  • Blue tongue or pale skin
  • Passing out
If you or someone you know experience any of these symptoms, call 911 immediately. 
In the United States, a standard drink is one that contains about 14 grams of pure alcohol, which is found in:

12 ounces of beer
5 ounces of wine
1.5 ounces of distilled spirits or liquor

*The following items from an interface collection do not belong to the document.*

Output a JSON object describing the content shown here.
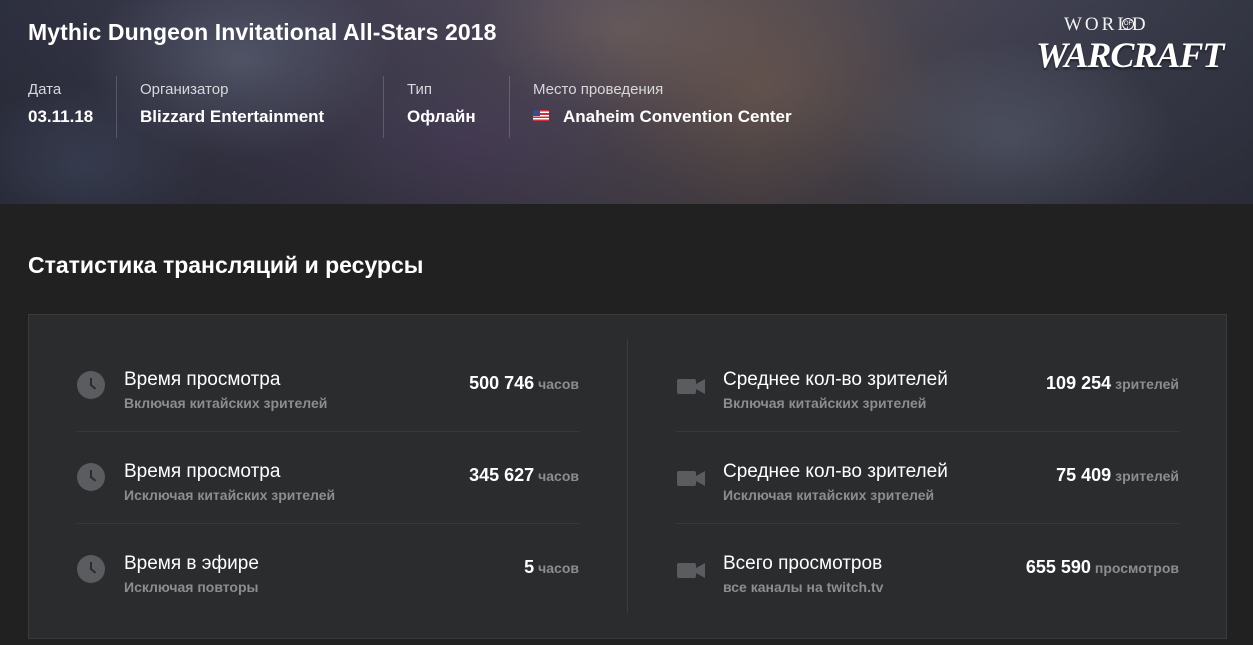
{
  "event": {
    "title": "Mythic Dungeon Invitational All-Stars 2018",
    "game_logo": {
      "line1": "WORLD",
      "of": "OF",
      "line2": "WARCRAFT"
    },
    "meta": [
      {
        "label": "Дата",
        "value": "03.11.18"
      },
      {
        "label": "Организатор",
        "value": "Blizzard Entertainment"
      },
      {
        "label": "Тип",
        "value": "Офлайн"
      },
      {
        "label": "Место проведения",
        "value": "Anaheim Convention Center",
        "flag": "us-flag-icon"
      }
    ]
  },
  "stats": {
    "title": "Статистика трансляций и ресурсы",
    "left": [
      {
        "icon": "clock-icon",
        "name": "Время просмотра",
        "sub": "Включая китайских зрителей",
        "value": "500 746",
        "unit": "часов"
      },
      {
        "icon": "clock-icon",
        "name": "Время просмотра",
        "sub": "Исключая китайских зрителей",
        "value": "345 627",
        "unit": "часов"
      },
      {
        "icon": "clock-icon",
        "name": "Время в эфире",
        "sub": "Исключая повторы",
        "value": "5",
        "unit": "часов"
      }
    ],
    "right": [
      {
        "icon": "video-camera-icon",
        "name": "Среднее кол-во зрителей",
        "sub": "Включая китайских зрителей",
        "value": "109 254",
        "unit": "зрителей"
      },
      {
        "icon": "video-camera-icon",
        "name": "Среднее кол-во зрителей",
        "sub": "Исключая китайских зрителей",
        "value": "75 409",
        "unit": "зрителей"
      },
      {
        "icon": "video-camera-icon",
        "name": "Всего просмотров",
        "sub": "все каналы на twitch.tv",
        "value": "655 590",
        "unit": "просмотров"
      }
    ]
  }
}
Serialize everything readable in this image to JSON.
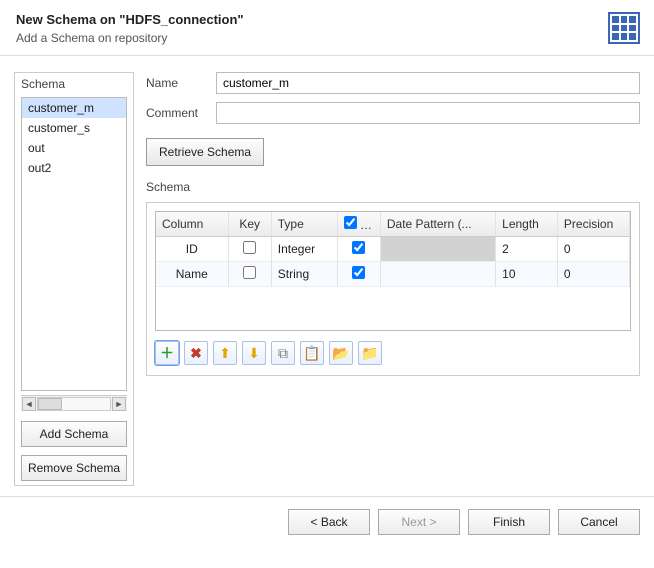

Virtually all students will be exposed to drinking directly or indirectly at some point in their college careers. Four out of five college aged students consume alcohol. There are many alarming statistics associated with the use of alcohol especially in this college age range of 18-24 (NIAAA, 2016). Many of these statistics are due to a lack of knowledge and experience when consuming alcohol.
  • Death: 1,825 college students between the ages of 18 and 24 die each year from alcohol.
  • Assault: More than 690,000 students between the ages of 18 and 24 are assaulted by another student who has been drinking.
  • Sexual Abuse: More than 97,000 students between the ages of 18 and 24 are victims of alcohol-related sexual abuse.
  • Injury: 599,000 students between the ages of 18 and 24 receive injuries while under the influence of alcohol.
  • Academic Problems: Approximately 25% of college students report academic consequences from their drinking behaviors (including: missing class, falling behind, poor paper and exam scores, and overall lower grades).
  • Health Problems/Suicide Attempts: More than 150,000 students develop an alcohol-related health problem and 1.5% of students indicate that they tried to commit suicide within the past year due to drinking or drug use.
What Can We Do For You?
Request a Presentation
Request a presentation today and the HERC staff will come to you! Whether it be for a residence hall, a Registered Student Organization, class, or other groups, the staff will provide tips, information, and interactive discussions about alcohol, related risks, and how to be safe when consuming alcohol. Visit
http://www.eiu.edu/herc and fill out the form under “Request Form.”

EIU Collegiate Recovery Community
The EIU CRC provides an empowering environment where students living in, or seeking, long-term recovery from substance use disorders and other quality of life concerns can successfully realize their goals of academic success and an improved quality of life. The EIU CRC mission is to help students maintain a sober and health lifestyle in order to fully engage in their academic, social, and personal pursuits.  In the service of this mission, our aim is to:

  • Provide a safe, supportive space for students with alcohol and drug issues to engage in sober activities with other recovering students
  • Raise awareness about long-term recovery as a viable goal for students who struggle with addiction, as well as combat the stigma associated with alcoholism and drug addiction
  • Foster supportive relationships with the friends, allies, and family members of those who struggle with addiction
For more information about the CRC, please visit http://www.eiu.edu/herc/CRC.php or contact Amanda Harvey at (217) 581-7786 or ajharvey2@eiu.edu.
Additional On-Campus Resources
Health Education Resource Center (HERC)


Health Service
Counseling Center

 Student Standards

No comments:

Post a Comment